### Task description
When you copy the entries, match them exactly and omit the pictures.
*** Records provided Section Begins ***
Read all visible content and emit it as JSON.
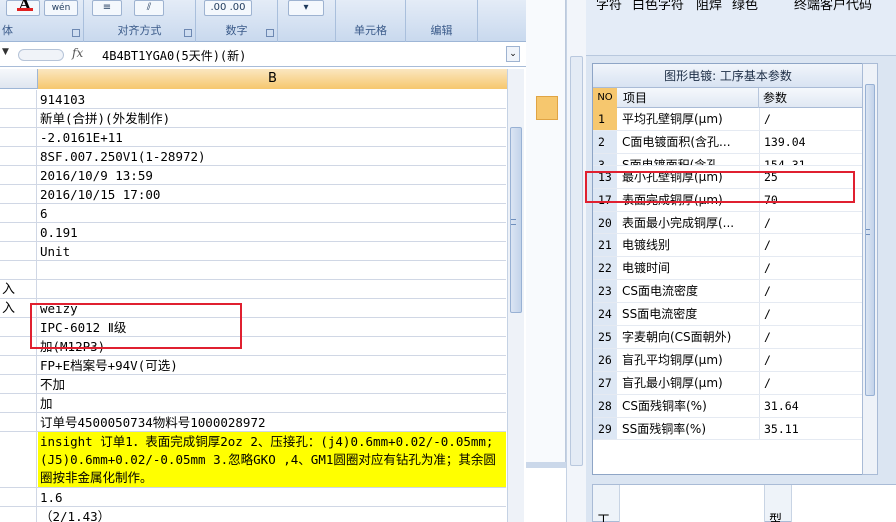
{
  "ribbon": {
    "font_group_label": "体",
    "font_color_glyph": "A",
    "wen_glyph": "wén",
    "wen_char": "文",
    "align_label": "对齐方式",
    "number_label": "数字",
    "number_format_text": ".00 .00",
    "cells_label": "单元格",
    "edit_label": "编辑"
  },
  "formula_bar": {
    "fx": "fx",
    "content": "4B4BT1YGA0(5天件)(新)"
  },
  "column_header": "B",
  "rows": [
    {
      "a": "",
      "b": "914103"
    },
    {
      "a": "",
      "b": "新单(合拼)(外发制作)"
    },
    {
      "a": "",
      "b": "-2.0161E+11"
    },
    {
      "a": "",
      "b": "8SF.007.250V1(1-28972)"
    },
    {
      "a": "",
      "b": "2016/10/9 13:59"
    },
    {
      "a": "",
      "b": "2016/10/15 17:00"
    },
    {
      "a": "",
      "b": "6"
    },
    {
      "a": "",
      "b": "0.191"
    },
    {
      "a": "",
      "b": "Unit"
    },
    {
      "a": "",
      "b": ""
    },
    {
      "a": "入",
      "b": ""
    },
    {
      "a": "入",
      "b": "weizy"
    },
    {
      "a": "",
      "b": "IPC-6012 Ⅱ级"
    },
    {
      "a": "",
      "b": "加(M12P3)"
    },
    {
      "a": "",
      "b": "FP+E档案号+94V(可选)"
    },
    {
      "a": "",
      "b": "不加"
    },
    {
      "a": "",
      "b": "加"
    },
    {
      "a": "",
      "b": "订单号4500050734物料号1000028972"
    }
  ],
  "yellow_row": "insight 订单1．表面完成铜厚2oz  2、压接孔：(j4)0.6mm+0.02/-0.05mm;(J5)0.6mm+0.02/-0.05mm  3.忽略GKO ,4、GM1圆圈对应有钻孔为准；其余圆圈按非金属化制作。",
  "rows_after": [
    {
      "a": "",
      "b": "1.6"
    },
    {
      "a": "",
      "b": "（2/1.43）"
    }
  ],
  "top_panel": {
    "label1": "字符",
    "value1": "白色字符",
    "label2": "阻焊",
    "value2": "绿色",
    "label3": "终端客户代码"
  },
  "param_grid": {
    "title": "图形电镀: 工序基本参数",
    "headers": {
      "no": "NO",
      "item": "项目",
      "param": "参数"
    },
    "rows": [
      {
        "no": "1",
        "item": "平均孔壁铜厚(μm)",
        "param": "/"
      },
      {
        "no": "2",
        "item": "C面电镀面积(含孔...",
        "param": "139.04"
      },
      {
        "no": "3",
        "item": "S面电镀面积(含孔",
        "param": "154.31"
      },
      {
        "no": "13",
        "item": "最小孔壁铜厚(μm)",
        "param": "25"
      },
      {
        "no": "17",
        "item": "表面完成铜厚(μm)",
        "param": "70"
      },
      {
        "no": "20",
        "item": "表面最小完成铜厚(...",
        "param": "/"
      },
      {
        "no": "21",
        "item": "电镀线别",
        "param": "/"
      },
      {
        "no": "22",
        "item": "电镀时间",
        "param": "/"
      },
      {
        "no": "23",
        "item": "CS面电流密度",
        "param": "/"
      },
      {
        "no": "24",
        "item": "SS面电流密度",
        "param": "/"
      },
      {
        "no": "25",
        "item": "字麦朝向(CS面朝外)",
        "param": "/"
      },
      {
        "no": "26",
        "item": "盲孔平均铜厚(μm)",
        "param": "/"
      },
      {
        "no": "27",
        "item": "盲孔最小铜厚(μm)",
        "param": "/"
      },
      {
        "no": "28",
        "item": "CS面残铜率(%)",
        "param": "31.64"
      },
      {
        "no": "29",
        "item": "SS面残铜率(%)",
        "param": "35.11"
      }
    ]
  },
  "bottom_panel": {
    "t1": "工",
    "t2": "型"
  }
}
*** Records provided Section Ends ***
### Result of the exercise
Read all visible content and emit it as JSON.
{
  "ribbon": {
    "font_group_label": "体",
    "font_color_glyph": "A",
    "wen_glyph": "wén",
    "wen_char": "文",
    "align_label": "对齐方式",
    "number_label": "数字",
    "number_format_text": ".00 .00",
    "cells_label": "单元格",
    "edit_label": "编辑"
  },
  "formula_bar": {
    "fx": "fx",
    "content": "4B4BT1YGA0(5天件)(新)"
  },
  "column_header": "B",
  "rows": [
    {
      "a": "",
      "b": "914103"
    },
    {
      "a": "",
      "b": "新单(合拼)(外发制作)"
    },
    {
      "a": "",
      "b": "-2.0161E+11"
    },
    {
      "a": "",
      "b": "8SF.007.250V1(1-28972)"
    },
    {
      "a": "",
      "b": "2016/10/9 13:59"
    },
    {
      "a": "",
      "b": "2016/10/15 17:00"
    },
    {
      "a": "",
      "b": "6"
    },
    {
      "a": "",
      "b": "0.191"
    },
    {
      "a": "",
      "b": "Unit"
    },
    {
      "a": "",
      "b": ""
    },
    {
      "a": "入",
      "b": ""
    },
    {
      "a": "入",
      "b": "weizy"
    },
    {
      "a": "",
      "b": "IPC-6012 Ⅱ级"
    },
    {
      "a": "",
      "b": "加(M12P3)"
    },
    {
      "a": "",
      "b": "FP+E档案号+94V(可选)"
    },
    {
      "a": "",
      "b": "不加"
    },
    {
      "a": "",
      "b": "加"
    },
    {
      "a": "",
      "b": "订单号4500050734物料号1000028972"
    }
  ],
  "yellow_row": "insight 订单1．表面完成铜厚2oz  2、压接孔：(j4)0.6mm+0.02/-0.05mm;(J5)0.6mm+0.02/-0.05mm  3.忽略GKO ,4、GM1圆圈对应有钻孔为准；其余圆圈按非金属化制作。",
  "rows_after": [
    {
      "a": "",
      "b": "1.6"
    },
    {
      "a": "",
      "b": "（2/1.43）"
    }
  ],
  "top_panel": {
    "label1": "字符",
    "value1": "白色字符",
    "label2": "阻焊",
    "value2": "绿色",
    "label3": "终端客户代码"
  },
  "param_grid": {
    "title": "图形电镀: 工序基本参数",
    "headers": {
      "no": "NO",
      "item": "项目",
      "param": "参数"
    },
    "rows": [
      {
        "no": "1",
        "item": "平均孔壁铜厚(μm)",
        "param": "/"
      },
      {
        "no": "2",
        "item": "C面电镀面积(含孔...",
        "param": "139.04"
      },
      {
        "no": "3",
        "item": "S面电镀面积(含孔",
        "param": "154.31"
      },
      {
        "no": "13",
        "item": "最小孔壁铜厚(μm)",
        "param": "25"
      },
      {
        "no": "17",
        "item": "表面完成铜厚(μm)",
        "param": "70"
      },
      {
        "no": "20",
        "item": "表面最小完成铜厚(...",
        "param": "/"
      },
      {
        "no": "21",
        "item": "电镀线别",
        "param": "/"
      },
      {
        "no": "22",
        "item": "电镀时间",
        "param": "/"
      },
      {
        "no": "23",
        "item": "CS面电流密度",
        "param": "/"
      },
      {
        "no": "24",
        "item": "SS面电流密度",
        "param": "/"
      },
      {
        "no": "25",
        "item": "字麦朝向(CS面朝外)",
        "param": "/"
      },
      {
        "no": "26",
        "item": "盲孔平均铜厚(μm)",
        "param": "/"
      },
      {
        "no": "27",
        "item": "盲孔最小铜厚(μm)",
        "param": "/"
      },
      {
        "no": "28",
        "item": "CS面残铜率(%)",
        "param": "31.64"
      },
      {
        "no": "29",
        "item": "SS面残铜率(%)",
        "param": "35.11"
      }
    ]
  },
  "bottom_panel": {
    "t1": "工",
    "t2": "型"
  }
}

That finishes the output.